GEO Wednesday: Exploring volcanoes’ roots - a journey to Patagonia and ... Blindern’s basement!
Lecture by Olivier Galland.
Volcanoes have fascinated humans for millennia. However, the processes governing volcanic eruptions remain to a great extent poorly understood. The main reason is that the migration of magma from the deep Earth’s interior to the surface at active volcanoes, through the so-called volcano plumbing system, is out of reach for direct observations.

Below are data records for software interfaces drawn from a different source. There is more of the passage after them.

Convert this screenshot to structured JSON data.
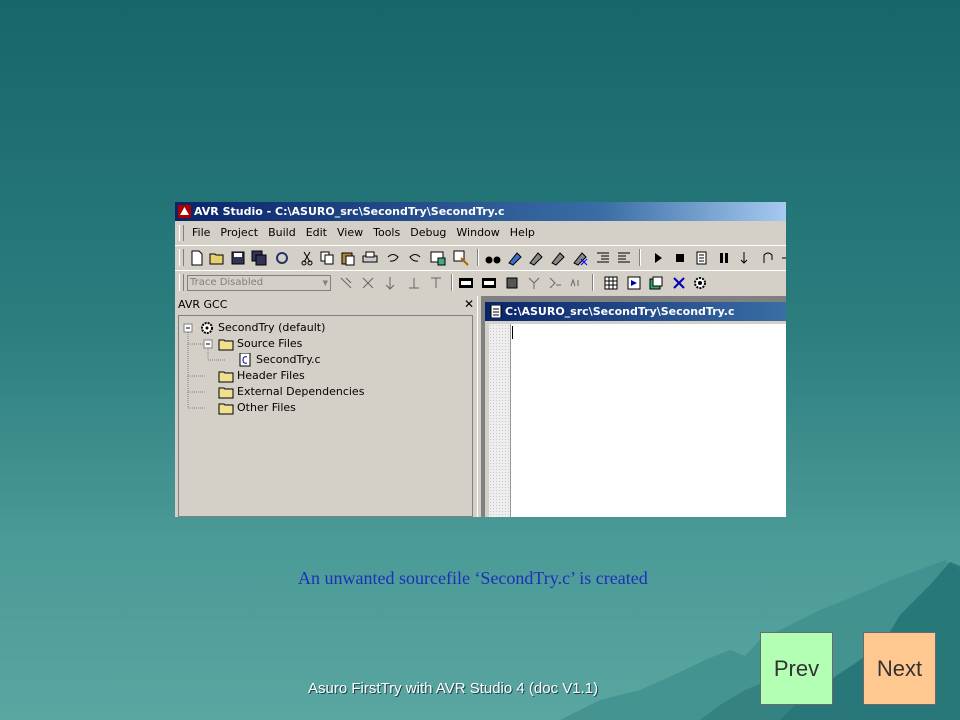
{
  "window": {
    "title": "AVR Studio - C:\\ASURO_src\\SecondTry\\SecondTry.c",
    "menu": [
      "File",
      "Project",
      "Build",
      "Edit",
      "View",
      "Tools",
      "Debug",
      "Window",
      "Help"
    ],
    "trace_select": {
      "value": "Trace Disabled"
    },
    "left_pane": {
      "title": "AVR GCC",
      "close_glyph": "✕",
      "tree": [
        {
          "label": "SecondTry (default)",
          "icon": "project-gear-icon"
        },
        {
          "label": "Source Files",
          "icon": "folder-icon"
        },
        {
          "label": "SecondTry.c",
          "icon": "c-file-icon"
        },
        {
          "label": "Header Files",
          "icon": "folder-icon"
        },
        {
          "label": "External Dependencies",
          "icon": "folder-icon"
        },
        {
          "label": "Other Files",
          "icon": "folder-icon"
        }
      ]
    },
    "document": {
      "title": "C:\\ASURO_src\\SecondTry\\SecondTry.c"
    }
  },
  "slide": {
    "caption": "An unwanted sourcefile ‘SecondTry.c’ is created",
    "footer": "Asuro FirstTry with AVR Studio 4 (doc V1.1)",
    "prev_label": "Prev",
    "next_label": "Next"
  },
  "colors": {
    "caption": "#1e2fb8",
    "prev_button": "#b3ffb3",
    "next_button": "#ffc890",
    "titlebar": "#0a246a"
  }
}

To overcome this challenge, Olivier Galland has led field expeditions in northern Patagonia to study ancient volcanoes, the roots of which are exposed by erosion. During the expeditions in this remote part of the world, he and his team have integrated direct geological observations in dramatic landscapes with remote sensing observations from drones. Nevertheless, because these volcanoes are extinct, their dynamics at the time of activity are challenging to unravel. To overcome this, Galland designed a suite of laboratory apparatuses to simulate the complex processes of magma migration through the Earth’s crust.

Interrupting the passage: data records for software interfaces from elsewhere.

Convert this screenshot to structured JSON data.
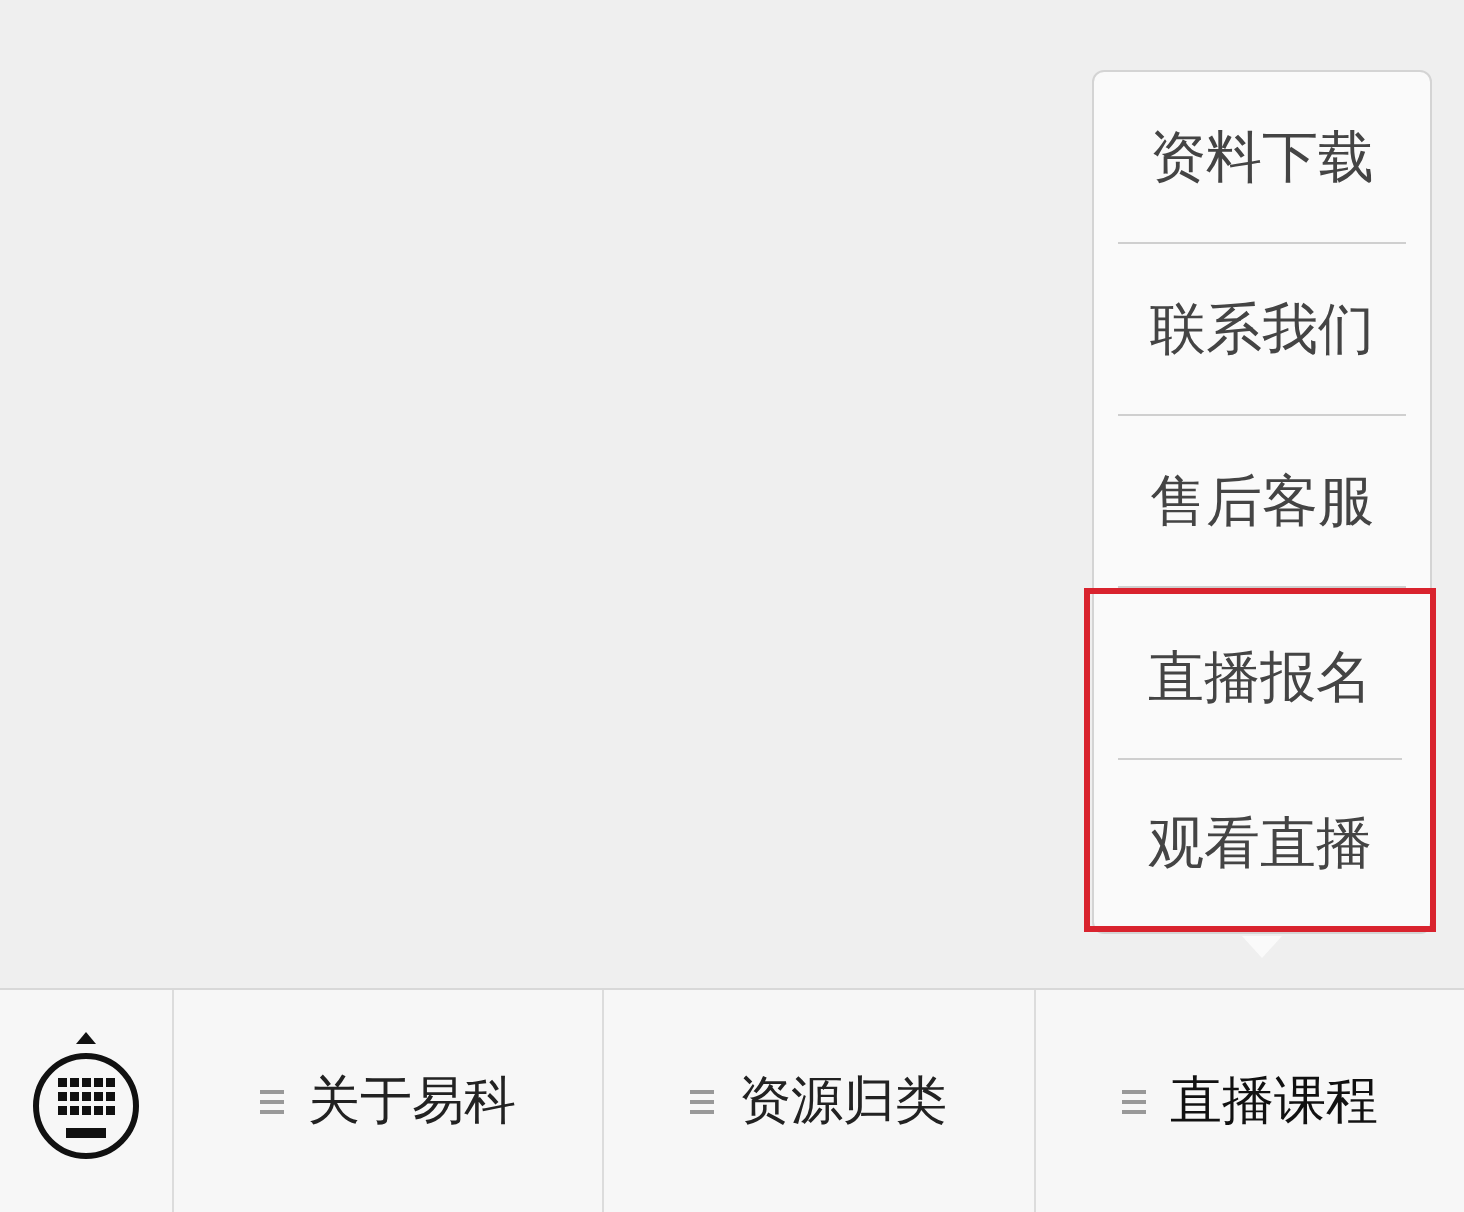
{
  "popup_menu": {
    "items": [
      {
        "label": "资料下载",
        "highlighted": false
      },
      {
        "label": "联系我们",
        "highlighted": false
      },
      {
        "label": "售后客服",
        "highlighted": false
      },
      {
        "label": "直播报名",
        "highlighted": true
      },
      {
        "label": "观看直播",
        "highlighted": true
      }
    ]
  },
  "menu_bar": {
    "items": [
      {
        "label": "关于易科",
        "selected": false
      },
      {
        "label": "资源归类",
        "selected": false
      },
      {
        "label": "直播课程",
        "selected": true
      }
    ]
  }
}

Olivier Galland works as a senior researcher and scientific coordinator for the Fluid Earth Group at PGP (Physics of Geological processes), UiO. In his presentation he will report on his fantastic field experience in Patagonia and on the inspiring and fascinating laboratory models that are run at Blindern.